[Items from an interface collection]
::::::::::
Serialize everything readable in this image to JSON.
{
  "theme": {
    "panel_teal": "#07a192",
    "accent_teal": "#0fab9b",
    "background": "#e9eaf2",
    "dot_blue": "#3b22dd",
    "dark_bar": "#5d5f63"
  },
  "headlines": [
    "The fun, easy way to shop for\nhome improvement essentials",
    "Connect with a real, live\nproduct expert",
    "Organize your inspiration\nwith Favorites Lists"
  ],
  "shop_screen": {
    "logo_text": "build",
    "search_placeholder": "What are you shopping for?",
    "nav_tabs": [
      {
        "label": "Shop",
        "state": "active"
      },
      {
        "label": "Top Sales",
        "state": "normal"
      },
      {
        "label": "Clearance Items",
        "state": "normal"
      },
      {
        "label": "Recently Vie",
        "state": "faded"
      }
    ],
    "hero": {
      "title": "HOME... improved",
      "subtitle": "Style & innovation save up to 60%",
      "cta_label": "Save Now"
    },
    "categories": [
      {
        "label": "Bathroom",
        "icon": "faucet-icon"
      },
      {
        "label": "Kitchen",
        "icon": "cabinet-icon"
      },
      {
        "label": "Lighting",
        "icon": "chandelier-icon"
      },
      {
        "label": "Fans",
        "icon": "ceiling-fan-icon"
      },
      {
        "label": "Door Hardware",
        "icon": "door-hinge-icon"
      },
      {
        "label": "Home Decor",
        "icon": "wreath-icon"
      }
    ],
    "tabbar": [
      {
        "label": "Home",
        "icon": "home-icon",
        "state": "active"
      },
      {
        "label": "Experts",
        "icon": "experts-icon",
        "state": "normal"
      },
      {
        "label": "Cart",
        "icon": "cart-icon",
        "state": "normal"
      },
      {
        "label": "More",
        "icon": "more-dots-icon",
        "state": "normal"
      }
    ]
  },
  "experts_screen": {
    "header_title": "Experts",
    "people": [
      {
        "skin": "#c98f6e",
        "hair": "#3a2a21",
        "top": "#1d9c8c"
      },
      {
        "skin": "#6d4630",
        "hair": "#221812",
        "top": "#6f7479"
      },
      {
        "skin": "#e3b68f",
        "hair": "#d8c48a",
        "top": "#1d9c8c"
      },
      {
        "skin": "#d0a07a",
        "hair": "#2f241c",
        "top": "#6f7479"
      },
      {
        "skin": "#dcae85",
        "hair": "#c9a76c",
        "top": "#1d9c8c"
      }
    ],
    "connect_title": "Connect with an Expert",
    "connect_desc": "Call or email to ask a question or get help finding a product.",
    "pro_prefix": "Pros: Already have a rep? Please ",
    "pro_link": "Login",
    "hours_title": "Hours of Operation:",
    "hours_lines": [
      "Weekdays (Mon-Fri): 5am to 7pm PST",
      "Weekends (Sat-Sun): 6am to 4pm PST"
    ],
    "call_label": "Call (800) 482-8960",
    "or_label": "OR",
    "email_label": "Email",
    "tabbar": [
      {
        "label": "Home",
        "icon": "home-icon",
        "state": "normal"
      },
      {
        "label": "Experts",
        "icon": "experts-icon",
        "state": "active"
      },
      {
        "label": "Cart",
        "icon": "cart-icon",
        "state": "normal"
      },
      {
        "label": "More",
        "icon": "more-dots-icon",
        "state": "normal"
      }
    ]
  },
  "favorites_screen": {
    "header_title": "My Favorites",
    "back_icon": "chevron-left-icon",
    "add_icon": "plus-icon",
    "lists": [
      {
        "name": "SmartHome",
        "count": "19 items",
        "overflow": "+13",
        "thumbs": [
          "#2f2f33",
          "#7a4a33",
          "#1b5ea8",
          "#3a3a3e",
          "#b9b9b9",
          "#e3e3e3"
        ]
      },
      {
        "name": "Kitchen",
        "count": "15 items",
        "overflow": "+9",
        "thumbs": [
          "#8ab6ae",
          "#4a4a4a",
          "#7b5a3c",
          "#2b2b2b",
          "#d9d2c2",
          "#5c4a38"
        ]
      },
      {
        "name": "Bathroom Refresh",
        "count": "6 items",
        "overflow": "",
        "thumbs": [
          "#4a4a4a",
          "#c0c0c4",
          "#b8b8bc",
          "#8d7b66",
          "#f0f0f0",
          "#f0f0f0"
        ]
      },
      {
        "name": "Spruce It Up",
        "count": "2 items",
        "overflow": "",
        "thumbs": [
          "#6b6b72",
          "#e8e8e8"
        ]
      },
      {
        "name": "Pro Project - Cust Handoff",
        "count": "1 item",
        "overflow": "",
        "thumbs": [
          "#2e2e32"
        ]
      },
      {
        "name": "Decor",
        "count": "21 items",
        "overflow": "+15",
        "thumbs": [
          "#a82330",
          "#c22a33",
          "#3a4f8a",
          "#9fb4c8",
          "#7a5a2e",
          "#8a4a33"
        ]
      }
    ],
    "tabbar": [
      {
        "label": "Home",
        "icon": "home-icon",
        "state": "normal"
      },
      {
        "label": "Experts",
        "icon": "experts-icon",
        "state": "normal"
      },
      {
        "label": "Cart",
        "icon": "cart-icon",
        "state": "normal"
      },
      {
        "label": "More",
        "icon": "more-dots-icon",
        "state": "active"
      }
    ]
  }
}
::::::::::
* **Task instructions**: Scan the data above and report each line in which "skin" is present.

* **Exercise output**:
        "skin": "#c98f6e",
        "skin": "#6d4630",
        "skin": "#e3b68f",
        "skin": "#d0a07a",
        "skin": "#dcae85",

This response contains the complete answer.